Excerpts from an interface dataset
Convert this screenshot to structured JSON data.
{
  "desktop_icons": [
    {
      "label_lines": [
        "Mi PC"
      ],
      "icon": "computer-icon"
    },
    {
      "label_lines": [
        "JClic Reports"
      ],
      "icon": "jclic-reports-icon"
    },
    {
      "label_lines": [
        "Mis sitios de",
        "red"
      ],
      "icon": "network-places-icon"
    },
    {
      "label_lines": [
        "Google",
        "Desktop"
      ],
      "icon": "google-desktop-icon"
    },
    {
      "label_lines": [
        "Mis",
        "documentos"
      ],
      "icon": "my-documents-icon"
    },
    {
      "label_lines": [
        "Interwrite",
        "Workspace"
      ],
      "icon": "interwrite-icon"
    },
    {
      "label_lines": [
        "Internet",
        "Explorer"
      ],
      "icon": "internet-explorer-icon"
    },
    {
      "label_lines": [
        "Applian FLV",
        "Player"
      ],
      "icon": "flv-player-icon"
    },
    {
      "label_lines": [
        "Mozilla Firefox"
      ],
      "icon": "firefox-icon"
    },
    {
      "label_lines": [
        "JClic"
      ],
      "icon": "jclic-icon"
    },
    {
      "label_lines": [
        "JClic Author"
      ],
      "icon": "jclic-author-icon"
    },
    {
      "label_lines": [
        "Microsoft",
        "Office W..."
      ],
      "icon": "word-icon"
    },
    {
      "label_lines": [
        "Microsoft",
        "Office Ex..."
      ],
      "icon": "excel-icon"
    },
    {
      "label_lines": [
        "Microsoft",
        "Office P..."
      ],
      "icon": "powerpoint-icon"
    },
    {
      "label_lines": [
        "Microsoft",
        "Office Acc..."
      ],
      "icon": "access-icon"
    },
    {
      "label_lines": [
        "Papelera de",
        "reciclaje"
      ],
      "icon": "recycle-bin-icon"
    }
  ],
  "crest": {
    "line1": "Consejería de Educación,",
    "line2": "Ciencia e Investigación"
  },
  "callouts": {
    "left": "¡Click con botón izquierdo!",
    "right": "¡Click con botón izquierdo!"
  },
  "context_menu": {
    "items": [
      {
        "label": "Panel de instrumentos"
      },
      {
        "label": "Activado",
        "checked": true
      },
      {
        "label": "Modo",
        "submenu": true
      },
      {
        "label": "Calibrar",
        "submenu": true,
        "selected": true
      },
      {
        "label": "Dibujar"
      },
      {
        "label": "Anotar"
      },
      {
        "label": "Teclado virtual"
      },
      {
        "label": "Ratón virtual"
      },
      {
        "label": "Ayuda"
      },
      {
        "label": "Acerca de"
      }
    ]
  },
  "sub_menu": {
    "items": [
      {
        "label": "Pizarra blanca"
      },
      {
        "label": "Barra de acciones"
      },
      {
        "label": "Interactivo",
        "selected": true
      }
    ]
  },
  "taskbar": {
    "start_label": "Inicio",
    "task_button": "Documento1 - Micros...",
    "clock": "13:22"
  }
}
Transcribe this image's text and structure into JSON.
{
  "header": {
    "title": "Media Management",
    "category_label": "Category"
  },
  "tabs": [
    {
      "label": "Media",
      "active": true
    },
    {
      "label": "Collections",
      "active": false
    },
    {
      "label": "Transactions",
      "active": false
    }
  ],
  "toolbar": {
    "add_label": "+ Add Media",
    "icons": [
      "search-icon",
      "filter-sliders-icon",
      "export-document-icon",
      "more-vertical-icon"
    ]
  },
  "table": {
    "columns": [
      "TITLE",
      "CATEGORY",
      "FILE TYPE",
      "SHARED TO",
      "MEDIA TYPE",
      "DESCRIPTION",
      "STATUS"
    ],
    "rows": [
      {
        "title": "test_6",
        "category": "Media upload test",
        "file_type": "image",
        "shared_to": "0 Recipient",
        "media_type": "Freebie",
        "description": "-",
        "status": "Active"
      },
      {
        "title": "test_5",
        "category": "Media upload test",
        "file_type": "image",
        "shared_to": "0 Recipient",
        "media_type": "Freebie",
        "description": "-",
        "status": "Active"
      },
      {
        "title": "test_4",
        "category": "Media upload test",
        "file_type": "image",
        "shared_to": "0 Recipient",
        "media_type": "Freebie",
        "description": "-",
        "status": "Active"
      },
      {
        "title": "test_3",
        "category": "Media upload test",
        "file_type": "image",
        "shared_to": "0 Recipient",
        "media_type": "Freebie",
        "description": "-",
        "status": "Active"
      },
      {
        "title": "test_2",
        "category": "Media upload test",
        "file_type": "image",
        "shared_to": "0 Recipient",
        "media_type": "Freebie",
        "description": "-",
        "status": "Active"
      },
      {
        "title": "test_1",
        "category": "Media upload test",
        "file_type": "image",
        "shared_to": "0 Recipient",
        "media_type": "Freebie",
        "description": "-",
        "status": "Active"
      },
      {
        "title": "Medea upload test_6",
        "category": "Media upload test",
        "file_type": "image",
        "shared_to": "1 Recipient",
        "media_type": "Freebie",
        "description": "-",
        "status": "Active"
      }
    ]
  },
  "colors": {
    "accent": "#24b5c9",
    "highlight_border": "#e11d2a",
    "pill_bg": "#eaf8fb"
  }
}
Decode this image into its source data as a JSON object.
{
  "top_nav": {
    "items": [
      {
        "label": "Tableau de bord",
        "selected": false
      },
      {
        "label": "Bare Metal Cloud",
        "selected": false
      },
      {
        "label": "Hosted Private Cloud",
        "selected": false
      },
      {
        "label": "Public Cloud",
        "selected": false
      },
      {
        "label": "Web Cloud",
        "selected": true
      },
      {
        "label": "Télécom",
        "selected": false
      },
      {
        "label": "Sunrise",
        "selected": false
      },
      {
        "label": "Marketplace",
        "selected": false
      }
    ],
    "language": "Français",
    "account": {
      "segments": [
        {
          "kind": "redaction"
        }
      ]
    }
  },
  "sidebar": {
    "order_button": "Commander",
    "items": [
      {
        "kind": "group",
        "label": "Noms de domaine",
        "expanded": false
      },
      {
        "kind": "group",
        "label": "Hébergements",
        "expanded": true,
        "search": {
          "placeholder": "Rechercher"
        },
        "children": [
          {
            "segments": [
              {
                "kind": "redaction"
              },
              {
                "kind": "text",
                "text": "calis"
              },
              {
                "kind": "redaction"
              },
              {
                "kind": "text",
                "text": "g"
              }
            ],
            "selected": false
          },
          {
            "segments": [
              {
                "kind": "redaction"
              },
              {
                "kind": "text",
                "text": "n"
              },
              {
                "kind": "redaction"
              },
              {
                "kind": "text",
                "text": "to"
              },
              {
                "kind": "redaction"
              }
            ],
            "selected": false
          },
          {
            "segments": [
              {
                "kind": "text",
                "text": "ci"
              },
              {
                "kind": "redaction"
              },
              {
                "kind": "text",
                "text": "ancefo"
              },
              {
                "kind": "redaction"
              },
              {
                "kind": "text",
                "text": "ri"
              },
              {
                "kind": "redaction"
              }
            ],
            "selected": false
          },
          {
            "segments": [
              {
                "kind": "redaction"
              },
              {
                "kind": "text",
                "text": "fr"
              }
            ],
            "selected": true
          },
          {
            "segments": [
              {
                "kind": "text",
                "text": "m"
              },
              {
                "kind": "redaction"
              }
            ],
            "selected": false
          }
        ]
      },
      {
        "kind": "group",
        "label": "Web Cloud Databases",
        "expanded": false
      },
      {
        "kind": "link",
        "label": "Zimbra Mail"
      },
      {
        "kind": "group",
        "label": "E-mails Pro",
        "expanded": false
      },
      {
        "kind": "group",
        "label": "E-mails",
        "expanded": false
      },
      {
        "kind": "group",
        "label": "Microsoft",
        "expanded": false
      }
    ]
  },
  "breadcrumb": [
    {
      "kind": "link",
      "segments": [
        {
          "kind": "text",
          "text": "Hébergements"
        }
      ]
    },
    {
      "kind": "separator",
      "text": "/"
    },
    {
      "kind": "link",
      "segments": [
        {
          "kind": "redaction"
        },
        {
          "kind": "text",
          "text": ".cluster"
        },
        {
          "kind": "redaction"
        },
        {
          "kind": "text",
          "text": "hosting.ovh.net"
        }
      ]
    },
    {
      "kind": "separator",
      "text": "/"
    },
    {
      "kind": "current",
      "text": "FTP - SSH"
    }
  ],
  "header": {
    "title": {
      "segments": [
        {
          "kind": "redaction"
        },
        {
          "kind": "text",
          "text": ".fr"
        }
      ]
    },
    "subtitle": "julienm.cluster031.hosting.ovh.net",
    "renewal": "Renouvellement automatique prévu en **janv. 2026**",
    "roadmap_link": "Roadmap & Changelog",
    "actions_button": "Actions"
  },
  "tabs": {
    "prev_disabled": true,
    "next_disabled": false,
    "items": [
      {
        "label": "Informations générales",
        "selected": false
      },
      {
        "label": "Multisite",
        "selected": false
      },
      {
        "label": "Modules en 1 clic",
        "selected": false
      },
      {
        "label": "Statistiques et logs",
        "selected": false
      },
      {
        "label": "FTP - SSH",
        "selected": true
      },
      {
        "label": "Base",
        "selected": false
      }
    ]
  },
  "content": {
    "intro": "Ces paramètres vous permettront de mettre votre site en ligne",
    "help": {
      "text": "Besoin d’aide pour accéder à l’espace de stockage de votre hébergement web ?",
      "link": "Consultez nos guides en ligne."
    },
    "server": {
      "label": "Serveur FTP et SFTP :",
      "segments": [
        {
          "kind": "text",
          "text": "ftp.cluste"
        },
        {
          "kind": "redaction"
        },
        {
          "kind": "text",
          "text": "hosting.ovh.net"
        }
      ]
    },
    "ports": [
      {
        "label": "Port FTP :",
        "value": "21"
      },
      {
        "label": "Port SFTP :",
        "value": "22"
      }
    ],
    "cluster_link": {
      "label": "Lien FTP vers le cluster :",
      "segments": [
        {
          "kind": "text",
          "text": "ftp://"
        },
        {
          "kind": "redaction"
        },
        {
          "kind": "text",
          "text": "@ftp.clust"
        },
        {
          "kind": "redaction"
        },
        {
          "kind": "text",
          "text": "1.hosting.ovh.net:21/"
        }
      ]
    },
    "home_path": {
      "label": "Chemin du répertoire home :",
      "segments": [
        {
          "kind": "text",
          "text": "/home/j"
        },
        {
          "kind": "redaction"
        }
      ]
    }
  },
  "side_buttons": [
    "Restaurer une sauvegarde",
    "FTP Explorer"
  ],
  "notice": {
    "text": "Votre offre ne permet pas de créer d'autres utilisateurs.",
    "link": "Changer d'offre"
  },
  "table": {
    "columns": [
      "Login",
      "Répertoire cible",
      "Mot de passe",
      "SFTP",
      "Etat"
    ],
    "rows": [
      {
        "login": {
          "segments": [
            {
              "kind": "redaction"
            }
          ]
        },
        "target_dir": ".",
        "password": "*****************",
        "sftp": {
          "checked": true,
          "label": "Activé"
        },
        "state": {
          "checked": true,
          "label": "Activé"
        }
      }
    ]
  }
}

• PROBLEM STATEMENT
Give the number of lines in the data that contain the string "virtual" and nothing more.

• OUTPUT FOR THIS EXERCISE
2